Unable to find any help, Prof Patrick, a former US Navy officer, became a crash test dummy himself, taking 22-pound pendulum knocks on his chest, hundreds of rapid decelerations resembling a car crash against a wall, amongst other similar dangerous impacts. The efforts finally paid off and Prof Patrick, who began to be referred as the father of crash test dummies, helped drive the development of the airbag, seatbelts, safety glass, collapsible steering columns, dashboards and many other safety features in today's vehicles.
It was with examples of people such as Prof Patrick and others that speakers from across the globe and India presented their studies and analysis on the subject of passive safety at the ICAT webinar. The presentations covered various aspects of safety practices including safety simulation, virtualisation, testing and monitoring and controlling. Further, the discussions also threw light on injury-biomechanics, which are decisive parts of accident research, to the crash-rules and regulations that are derived from the latter, test procedures and eventually to crash tests.
Speaking in the session on ‘Building a Aafety Agenda — The role of safety professionals in building a safe India’, SJR Kutty, Head - Vehicle Attributes & Technical Services and Innovation at Tata Motors, said: “Today’s cutting-edge technology was yesterday’s big hurdle. Several decades ago, it was Prof Lawrence Patrick who himself volunteered for the test. However, today’s dummies represent human bodies much closer than the dummies that were used earlier.”
Safety should be ‘core value’, not priority
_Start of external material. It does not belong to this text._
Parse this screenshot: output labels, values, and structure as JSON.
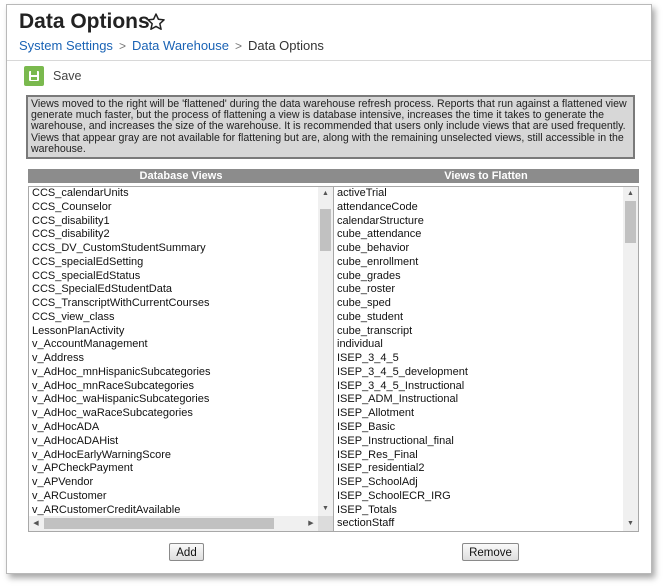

While vehicle safety regulations in India are slowly catching up with those from the global arena, what is playing an important role are the latest technologies such as ADAS and connected vehicles. According to Pratyush Khare, an expert on crash safety at Tata Motors, there is a need to study various stages of an accident and the role technologies can play to prevent it or reduce the intensity. “It can happen with integration of active and passive safety measures,” he said.
Dr Shashi Nambisan, Director - Transportation Research Centre, and Professor of Civil Engineering, University of Nevada, said that the transition from legacy environment to the concept of Connected, Automated vehicles & Infrastructure Systems (CAVIS) and Automated, connected, electric and shared (ACES) requires much effort and data collection. “Safety is so important that it is no more a priority. A priority can be moved up or down but ‘core values’ cannot be changed.”
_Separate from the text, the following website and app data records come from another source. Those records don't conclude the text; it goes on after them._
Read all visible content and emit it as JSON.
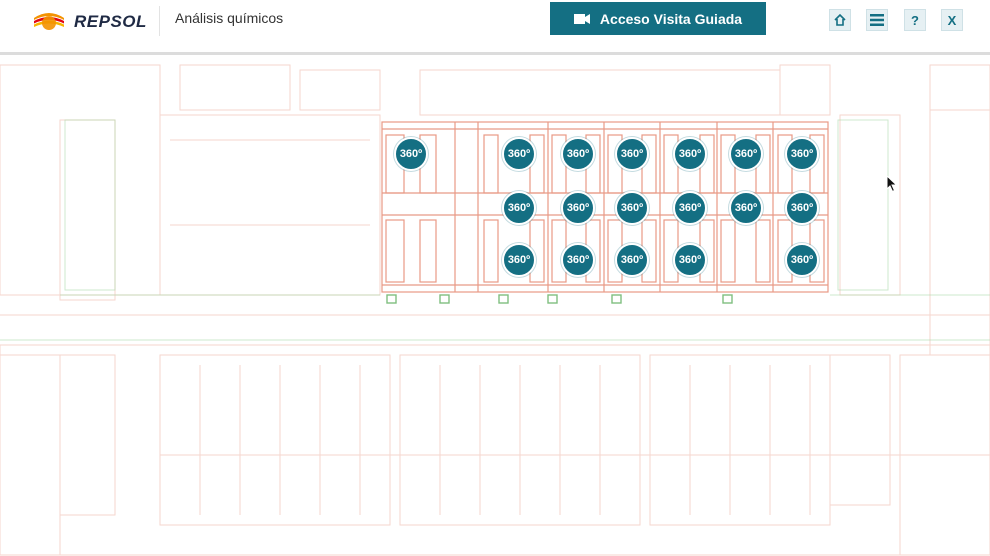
{
  "header": {
    "brand": "REPSOL",
    "title": "Análisis químicos",
    "guided_visit_label": "Acceso Visita Guiada",
    "actions": [
      {
        "name": "home-button",
        "glyph": "⌂"
      },
      {
        "name": "menu-button",
        "glyph": "≡"
      },
      {
        "name": "help-button",
        "glyph": "?"
      },
      {
        "name": "close-button",
        "glyph": "X"
      }
    ]
  },
  "hotspots": {
    "label": "360º"
  },
  "colors": {
    "accent": "#146f83",
    "plan_lines": "#e89a86",
    "plan_faded": "#f3c9bd",
    "plan_green": "#7fbf7f"
  }
}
From India's perspective, the most important question is how effective will be the adoption of latest safety related measures in India be? OEMs and suppliers will continue to have an important role to play by coming out with value-added products which are safer with each generation.
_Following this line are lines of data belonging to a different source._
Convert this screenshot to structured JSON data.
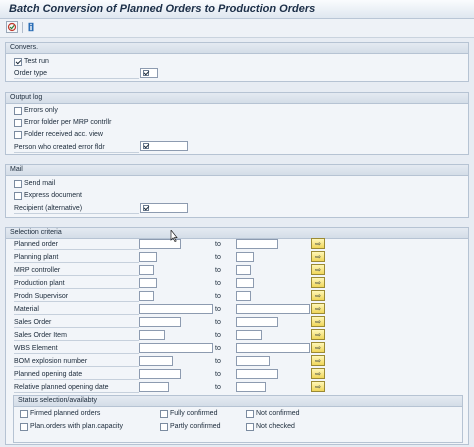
{
  "window": {
    "title": "Batch Conversion of Planned Orders to Production Orders"
  },
  "toolbar": {
    "buttons": [
      {
        "icon": "execute-icon"
      },
      {
        "icon": "info-icon"
      }
    ]
  },
  "conversion": {
    "title": "Convers.",
    "test_run_label": "Test run",
    "test_run_checked": true,
    "order_type_label": "Order type"
  },
  "output_log": {
    "title": "Output log",
    "errors_only_label": "Errors only",
    "error_folder_label": "Error folder per MRP contrllr",
    "folder_received_label": "Folder received acc. view",
    "person_created_label": "Person who created error fldr"
  },
  "mail": {
    "title": "Mail",
    "send_mail_label": "Send mail",
    "express_label": "Express document",
    "recipient_label": "Recipient (alternative)"
  },
  "selection": {
    "title": "Selection criteria",
    "to_label": "to",
    "rows": [
      {
        "label": "Planned order"
      },
      {
        "label": "Planning plant"
      },
      {
        "label": "MRP controller"
      },
      {
        "label": "Production plant"
      },
      {
        "label": "Prodn Supervisor"
      },
      {
        "label": "Material"
      },
      {
        "label": "Sales Order"
      },
      {
        "label": "Sales Order Item"
      },
      {
        "label": "WBS Element"
      },
      {
        "label": "BOM explosion number"
      },
      {
        "label": "Planned opening date"
      },
      {
        "label": "Relative planned opening date"
      }
    ]
  },
  "status": {
    "title": "Status selection/availabty",
    "options": [
      {
        "label": "Firmed planned orders"
      },
      {
        "label": "Fully confirmed"
      },
      {
        "label": "Not confirmed"
      },
      {
        "label": "Plan.orders with plan.capacity"
      },
      {
        "label": "Partly confirmed"
      },
      {
        "label": "Not checked"
      }
    ]
  }
}
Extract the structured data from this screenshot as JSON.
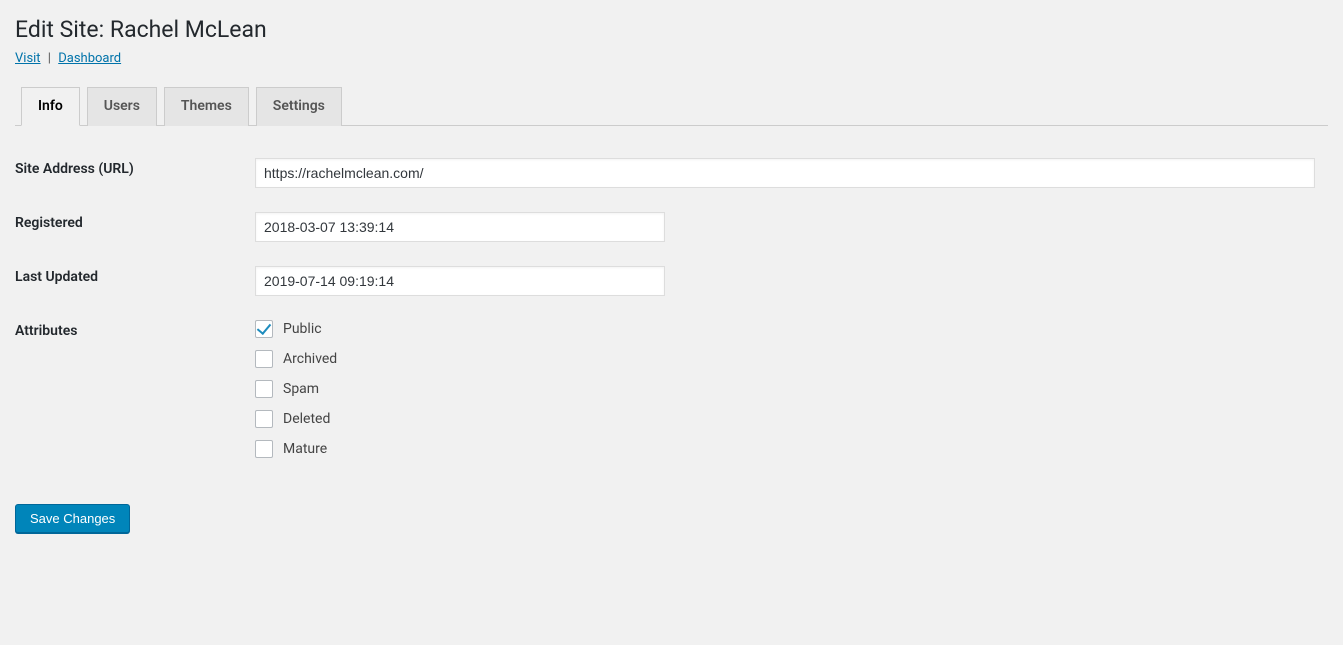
{
  "header": {
    "title": "Edit Site: Rachel McLean",
    "visit_link": "Visit",
    "dashboard_link": "Dashboard"
  },
  "tabs": [
    {
      "label": "Info",
      "active": true
    },
    {
      "label": "Users",
      "active": false
    },
    {
      "label": "Themes",
      "active": false
    },
    {
      "label": "Settings",
      "active": false
    }
  ],
  "form": {
    "site_address_label": "Site Address (URL)",
    "site_address_value": "https://rachelmclean.com/",
    "registered_label": "Registered",
    "registered_value": "2018-03-07 13:39:14",
    "last_updated_label": "Last Updated",
    "last_updated_value": "2019-07-14 09:19:14",
    "attributes_label": "Attributes",
    "attributes": [
      {
        "label": "Public",
        "checked": true
      },
      {
        "label": "Archived",
        "checked": false
      },
      {
        "label": "Spam",
        "checked": false
      },
      {
        "label": "Deleted",
        "checked": false
      },
      {
        "label": "Mature",
        "checked": false
      }
    ],
    "save_button": "Save Changes"
  }
}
The establishment of an India-specific Bharat NCAP (later expanded in scope to BNVSAP or Bharat New Vehicle Assessment Program) has been spoken of since the time of the first Global NCAP crash tests in 2014 but nothing concrete has come of it as yet. As at ICAT, India now even has the facilities to conduct various types of crash tests and post-crash analysis. A crash test rating for all cars would put an end to often unfounded arguments for or against a model’s crash worthiness and would equip buyers with objective information to buy safe. A good safety rating becomes a key product differentiator. And that can only be good news for manufacturers and buyers alike.
(With inputs from Nikhil Bhatia)